Archbishop Smith: Cloud Storage

04 November 2019

Appears in: Archdiocesan News

This is beyond me. Accounts, documents, photos and more are now frequently stored not on paper or a computer’s hard drive or a “stick” but in something called a “cloud”. Does anyone know where this is? What this is? (I’ll have to remember to ask a ten-year-old.) However it works, data stored in the “cloud” can be accessed by multiple devices and shared across platforms. Of course, this raises the question of data protection in the interest of privacy, so information is encrypted and passwords are created. Apparently, these clouds are only so big. But they somehow miraculously expand if I pay for more “storage”. It is all rather wonderful and far beyond my capacity to grasp.

The Scripture passages we heard on Sunday bring to our awareness another kind of “cloud storage”, namely, the heart of God. There we have “stored” everything about us. The capacity is infinite: “The whole world before you, O Lord, is like a speck that tips the scales, or like a morning dew that falls on the ground.” (Wisdom 11:22). So, too, is the love with which it is held: “Lord, you love all things that exist.” (Wisdom 11:24). No amount of encryption, no password of any complexity, can shield our “data” from God’s knowledge. This, however, is no cause for anxiety, because God responds to our waywardness with tender correction and boundless mercy.

The digital cloud is invisible. The divine one has been made visible in the person of Jesus Christ. In him the heart of God is on full display. In him the infinite love and all-embracing knowledge stored in that “cloud” is openly shared across the platforms of human assumptions and prejudices, summoning us to a new way of analyzing the data that is daily before us in our interactions with others.

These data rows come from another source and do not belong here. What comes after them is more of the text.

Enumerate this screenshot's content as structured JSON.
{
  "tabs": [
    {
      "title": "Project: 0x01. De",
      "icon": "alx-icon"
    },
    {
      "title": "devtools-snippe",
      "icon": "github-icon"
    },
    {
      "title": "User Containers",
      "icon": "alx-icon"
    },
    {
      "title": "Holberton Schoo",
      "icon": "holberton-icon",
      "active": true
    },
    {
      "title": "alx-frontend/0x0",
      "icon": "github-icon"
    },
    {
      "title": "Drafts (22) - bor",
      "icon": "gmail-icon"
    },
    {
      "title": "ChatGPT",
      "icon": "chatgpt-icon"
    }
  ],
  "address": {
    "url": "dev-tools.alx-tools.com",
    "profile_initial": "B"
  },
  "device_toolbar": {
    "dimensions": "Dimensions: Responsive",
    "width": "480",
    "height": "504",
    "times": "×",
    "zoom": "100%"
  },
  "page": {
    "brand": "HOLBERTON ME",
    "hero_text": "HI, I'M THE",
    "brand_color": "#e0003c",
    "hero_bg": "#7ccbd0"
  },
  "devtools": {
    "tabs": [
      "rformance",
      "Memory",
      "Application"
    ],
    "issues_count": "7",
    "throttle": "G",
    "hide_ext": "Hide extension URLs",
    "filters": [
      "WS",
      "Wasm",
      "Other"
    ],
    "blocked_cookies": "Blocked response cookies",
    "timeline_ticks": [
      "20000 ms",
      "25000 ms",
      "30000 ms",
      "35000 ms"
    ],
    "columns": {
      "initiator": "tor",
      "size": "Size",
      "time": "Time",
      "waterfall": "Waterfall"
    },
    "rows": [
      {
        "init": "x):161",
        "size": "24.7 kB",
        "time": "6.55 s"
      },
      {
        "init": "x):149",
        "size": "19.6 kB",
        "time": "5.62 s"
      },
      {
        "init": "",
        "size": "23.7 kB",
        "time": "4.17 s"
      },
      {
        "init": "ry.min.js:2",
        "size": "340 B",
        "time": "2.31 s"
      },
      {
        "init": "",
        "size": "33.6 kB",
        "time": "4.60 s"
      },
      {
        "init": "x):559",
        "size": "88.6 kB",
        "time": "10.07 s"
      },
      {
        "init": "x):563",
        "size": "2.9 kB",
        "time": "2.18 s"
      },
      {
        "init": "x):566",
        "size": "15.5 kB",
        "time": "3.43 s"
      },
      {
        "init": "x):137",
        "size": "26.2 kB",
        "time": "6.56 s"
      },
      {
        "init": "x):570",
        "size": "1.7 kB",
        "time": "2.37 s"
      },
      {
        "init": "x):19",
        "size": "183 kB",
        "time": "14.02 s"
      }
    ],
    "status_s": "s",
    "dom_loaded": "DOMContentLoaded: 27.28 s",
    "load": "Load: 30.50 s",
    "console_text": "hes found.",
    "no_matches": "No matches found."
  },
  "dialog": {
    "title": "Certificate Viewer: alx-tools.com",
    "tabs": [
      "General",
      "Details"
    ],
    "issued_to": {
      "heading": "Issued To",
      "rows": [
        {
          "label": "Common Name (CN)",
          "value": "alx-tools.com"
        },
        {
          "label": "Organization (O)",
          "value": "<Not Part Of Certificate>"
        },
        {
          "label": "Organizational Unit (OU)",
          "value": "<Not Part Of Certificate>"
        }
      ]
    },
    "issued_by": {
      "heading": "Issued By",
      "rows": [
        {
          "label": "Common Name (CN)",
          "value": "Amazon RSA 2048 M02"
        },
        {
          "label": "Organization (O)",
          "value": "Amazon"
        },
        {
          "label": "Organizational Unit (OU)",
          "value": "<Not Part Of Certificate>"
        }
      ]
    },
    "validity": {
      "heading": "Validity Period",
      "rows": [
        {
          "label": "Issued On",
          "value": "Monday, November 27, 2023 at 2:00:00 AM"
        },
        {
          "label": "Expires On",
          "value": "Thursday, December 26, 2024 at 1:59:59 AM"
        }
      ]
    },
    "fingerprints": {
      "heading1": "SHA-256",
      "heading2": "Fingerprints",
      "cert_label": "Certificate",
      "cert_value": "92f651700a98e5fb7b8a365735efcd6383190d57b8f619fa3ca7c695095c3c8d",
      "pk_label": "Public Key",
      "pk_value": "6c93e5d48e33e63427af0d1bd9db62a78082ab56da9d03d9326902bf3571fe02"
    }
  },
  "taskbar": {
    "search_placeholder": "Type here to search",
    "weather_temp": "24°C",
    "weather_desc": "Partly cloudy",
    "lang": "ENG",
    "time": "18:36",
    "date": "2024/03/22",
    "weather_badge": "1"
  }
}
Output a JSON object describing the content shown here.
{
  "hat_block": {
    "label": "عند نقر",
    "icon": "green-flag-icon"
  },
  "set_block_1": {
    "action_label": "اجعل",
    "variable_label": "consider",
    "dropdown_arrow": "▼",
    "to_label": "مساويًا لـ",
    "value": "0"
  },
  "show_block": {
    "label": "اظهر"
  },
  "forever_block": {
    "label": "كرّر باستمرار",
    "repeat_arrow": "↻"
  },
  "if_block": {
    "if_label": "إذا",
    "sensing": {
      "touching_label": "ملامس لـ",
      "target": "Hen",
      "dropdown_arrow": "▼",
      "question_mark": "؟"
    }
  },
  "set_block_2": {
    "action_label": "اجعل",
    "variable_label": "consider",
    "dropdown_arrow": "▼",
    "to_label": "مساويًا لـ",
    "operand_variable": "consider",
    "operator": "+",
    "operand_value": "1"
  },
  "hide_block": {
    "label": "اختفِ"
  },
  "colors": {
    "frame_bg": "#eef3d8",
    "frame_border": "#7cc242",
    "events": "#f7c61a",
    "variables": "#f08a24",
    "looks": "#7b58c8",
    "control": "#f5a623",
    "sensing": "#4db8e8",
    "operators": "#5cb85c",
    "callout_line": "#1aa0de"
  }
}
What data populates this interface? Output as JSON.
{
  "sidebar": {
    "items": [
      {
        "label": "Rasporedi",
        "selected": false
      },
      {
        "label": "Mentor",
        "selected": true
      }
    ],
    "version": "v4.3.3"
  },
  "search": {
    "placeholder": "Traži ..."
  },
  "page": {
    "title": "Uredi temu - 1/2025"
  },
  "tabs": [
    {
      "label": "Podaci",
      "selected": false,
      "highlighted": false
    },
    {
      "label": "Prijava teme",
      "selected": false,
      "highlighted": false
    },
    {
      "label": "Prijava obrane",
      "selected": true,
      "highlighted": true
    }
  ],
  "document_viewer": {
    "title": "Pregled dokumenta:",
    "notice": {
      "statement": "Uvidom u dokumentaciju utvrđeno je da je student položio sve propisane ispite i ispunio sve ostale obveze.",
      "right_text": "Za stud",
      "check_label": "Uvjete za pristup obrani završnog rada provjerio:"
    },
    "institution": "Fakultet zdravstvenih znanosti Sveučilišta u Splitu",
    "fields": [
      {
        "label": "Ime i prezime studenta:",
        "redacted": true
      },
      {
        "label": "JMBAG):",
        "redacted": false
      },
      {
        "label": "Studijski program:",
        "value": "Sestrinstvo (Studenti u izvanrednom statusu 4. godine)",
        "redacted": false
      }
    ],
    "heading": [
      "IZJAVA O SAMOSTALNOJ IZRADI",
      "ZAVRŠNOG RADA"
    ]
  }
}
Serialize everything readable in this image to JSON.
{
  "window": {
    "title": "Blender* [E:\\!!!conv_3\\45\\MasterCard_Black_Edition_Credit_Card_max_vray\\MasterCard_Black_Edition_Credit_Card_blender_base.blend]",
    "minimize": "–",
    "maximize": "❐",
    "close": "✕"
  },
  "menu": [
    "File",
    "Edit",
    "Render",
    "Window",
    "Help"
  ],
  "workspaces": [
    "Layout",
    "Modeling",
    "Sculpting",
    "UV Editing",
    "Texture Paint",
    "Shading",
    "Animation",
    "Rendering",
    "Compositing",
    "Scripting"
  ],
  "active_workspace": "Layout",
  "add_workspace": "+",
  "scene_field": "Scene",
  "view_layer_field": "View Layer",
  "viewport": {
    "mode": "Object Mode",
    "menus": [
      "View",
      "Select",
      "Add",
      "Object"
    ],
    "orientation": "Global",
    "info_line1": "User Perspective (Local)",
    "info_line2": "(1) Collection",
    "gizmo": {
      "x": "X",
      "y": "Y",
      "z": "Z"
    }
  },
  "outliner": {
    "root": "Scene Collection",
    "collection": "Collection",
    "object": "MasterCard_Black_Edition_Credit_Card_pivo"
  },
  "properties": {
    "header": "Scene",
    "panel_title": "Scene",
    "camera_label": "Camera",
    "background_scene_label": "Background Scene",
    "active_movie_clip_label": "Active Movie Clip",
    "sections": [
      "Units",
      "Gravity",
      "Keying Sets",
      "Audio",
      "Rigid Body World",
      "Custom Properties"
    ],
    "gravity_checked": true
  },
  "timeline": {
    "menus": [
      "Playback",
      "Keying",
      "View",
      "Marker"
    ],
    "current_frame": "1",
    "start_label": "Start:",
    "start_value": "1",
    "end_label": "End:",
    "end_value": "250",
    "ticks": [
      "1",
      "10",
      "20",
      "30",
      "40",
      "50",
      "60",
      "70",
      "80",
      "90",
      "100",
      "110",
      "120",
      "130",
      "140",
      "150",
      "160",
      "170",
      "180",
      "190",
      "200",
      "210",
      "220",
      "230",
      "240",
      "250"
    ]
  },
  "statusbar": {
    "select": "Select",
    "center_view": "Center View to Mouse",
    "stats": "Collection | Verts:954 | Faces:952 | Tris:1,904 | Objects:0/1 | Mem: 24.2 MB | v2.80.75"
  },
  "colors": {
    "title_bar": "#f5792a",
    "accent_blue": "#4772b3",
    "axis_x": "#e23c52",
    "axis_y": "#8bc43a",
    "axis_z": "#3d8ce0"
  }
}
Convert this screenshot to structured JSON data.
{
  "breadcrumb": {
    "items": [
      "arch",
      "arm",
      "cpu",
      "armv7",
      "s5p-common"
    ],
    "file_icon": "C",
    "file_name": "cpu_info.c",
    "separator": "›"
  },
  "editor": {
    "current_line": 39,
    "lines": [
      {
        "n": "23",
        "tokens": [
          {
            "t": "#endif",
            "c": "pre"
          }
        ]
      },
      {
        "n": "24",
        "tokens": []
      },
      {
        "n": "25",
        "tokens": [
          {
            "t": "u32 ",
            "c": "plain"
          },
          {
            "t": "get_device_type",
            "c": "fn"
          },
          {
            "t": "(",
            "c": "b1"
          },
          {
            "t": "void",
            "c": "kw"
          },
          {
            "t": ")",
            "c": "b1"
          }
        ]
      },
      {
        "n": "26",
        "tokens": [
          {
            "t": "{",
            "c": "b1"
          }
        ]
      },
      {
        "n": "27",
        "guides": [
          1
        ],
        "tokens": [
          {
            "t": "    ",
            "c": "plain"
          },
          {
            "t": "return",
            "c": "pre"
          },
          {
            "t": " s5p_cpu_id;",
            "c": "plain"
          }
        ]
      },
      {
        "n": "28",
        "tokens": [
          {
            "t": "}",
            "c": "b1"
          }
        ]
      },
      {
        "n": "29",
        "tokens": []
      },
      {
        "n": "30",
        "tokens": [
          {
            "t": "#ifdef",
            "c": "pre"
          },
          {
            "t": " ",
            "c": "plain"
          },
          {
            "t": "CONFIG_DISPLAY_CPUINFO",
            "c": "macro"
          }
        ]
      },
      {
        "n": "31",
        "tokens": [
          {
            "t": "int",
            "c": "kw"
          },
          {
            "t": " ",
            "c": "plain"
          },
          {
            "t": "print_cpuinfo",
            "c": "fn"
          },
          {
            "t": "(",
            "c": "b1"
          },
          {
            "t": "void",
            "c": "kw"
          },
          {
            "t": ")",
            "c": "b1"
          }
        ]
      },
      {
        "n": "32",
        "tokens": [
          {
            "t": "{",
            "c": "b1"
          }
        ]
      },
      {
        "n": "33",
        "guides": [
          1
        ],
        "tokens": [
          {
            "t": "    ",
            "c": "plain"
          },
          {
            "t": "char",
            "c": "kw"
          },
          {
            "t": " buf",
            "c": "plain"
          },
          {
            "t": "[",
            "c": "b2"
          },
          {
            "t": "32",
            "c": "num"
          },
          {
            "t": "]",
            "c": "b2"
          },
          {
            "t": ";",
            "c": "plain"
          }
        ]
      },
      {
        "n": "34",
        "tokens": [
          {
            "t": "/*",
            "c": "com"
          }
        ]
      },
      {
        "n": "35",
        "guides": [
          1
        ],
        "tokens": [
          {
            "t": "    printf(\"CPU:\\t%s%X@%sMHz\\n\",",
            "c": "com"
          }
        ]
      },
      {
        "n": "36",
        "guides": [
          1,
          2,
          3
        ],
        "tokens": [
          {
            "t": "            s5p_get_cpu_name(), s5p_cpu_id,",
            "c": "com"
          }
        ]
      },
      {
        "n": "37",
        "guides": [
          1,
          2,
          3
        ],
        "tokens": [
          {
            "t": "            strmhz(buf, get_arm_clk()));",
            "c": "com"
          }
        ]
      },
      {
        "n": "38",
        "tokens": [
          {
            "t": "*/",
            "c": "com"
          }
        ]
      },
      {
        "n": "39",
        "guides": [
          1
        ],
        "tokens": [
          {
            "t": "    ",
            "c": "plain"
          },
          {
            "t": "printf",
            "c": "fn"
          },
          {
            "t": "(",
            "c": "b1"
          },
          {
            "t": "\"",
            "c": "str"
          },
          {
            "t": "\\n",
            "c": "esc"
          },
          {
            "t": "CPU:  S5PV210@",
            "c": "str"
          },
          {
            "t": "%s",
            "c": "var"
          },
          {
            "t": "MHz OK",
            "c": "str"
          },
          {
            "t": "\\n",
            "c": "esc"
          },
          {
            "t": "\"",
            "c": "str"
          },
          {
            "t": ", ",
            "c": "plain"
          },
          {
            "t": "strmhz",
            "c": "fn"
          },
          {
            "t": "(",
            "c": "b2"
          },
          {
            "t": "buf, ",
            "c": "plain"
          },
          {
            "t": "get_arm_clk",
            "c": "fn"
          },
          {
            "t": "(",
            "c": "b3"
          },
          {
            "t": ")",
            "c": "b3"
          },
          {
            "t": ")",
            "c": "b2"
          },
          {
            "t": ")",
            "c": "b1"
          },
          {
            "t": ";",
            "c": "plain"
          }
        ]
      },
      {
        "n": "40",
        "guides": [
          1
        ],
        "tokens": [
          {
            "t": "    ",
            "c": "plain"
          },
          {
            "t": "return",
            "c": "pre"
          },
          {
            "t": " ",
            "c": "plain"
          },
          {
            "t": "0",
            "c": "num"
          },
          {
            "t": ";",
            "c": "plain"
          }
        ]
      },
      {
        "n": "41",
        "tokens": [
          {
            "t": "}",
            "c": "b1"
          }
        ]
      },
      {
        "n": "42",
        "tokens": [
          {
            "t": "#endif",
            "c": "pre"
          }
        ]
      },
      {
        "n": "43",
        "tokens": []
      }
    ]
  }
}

We see this at work in the encounter between Jesus and Zacchaeus (Luke 19:1-10). Jesus awakens him to the all-embracing knowledge and all-forgiving mercy stored in God’s heart, and this encounter transforms his life. It also challenges observers to dissipate their own very small “clouds” where they have kept stored the data of his occupation (tax collector) and judge him a sinner. In God’s heart he is “a son of Abraham”, forever the precious object of God’s loving concern.

As is each of us. It may well be very difficult to pierce the clouds of cyberspace, but it is no problem at all to access our data in the heart of God. He has opened that divine cloud to full view in the life, death and resurrection of Jesus Christ. The love and mercy stored therein reaches us through the sacraments of the Church. If we would give as much attention to receiving from the divine cloud as we do to filling the digital one, our lives would be forever transformed.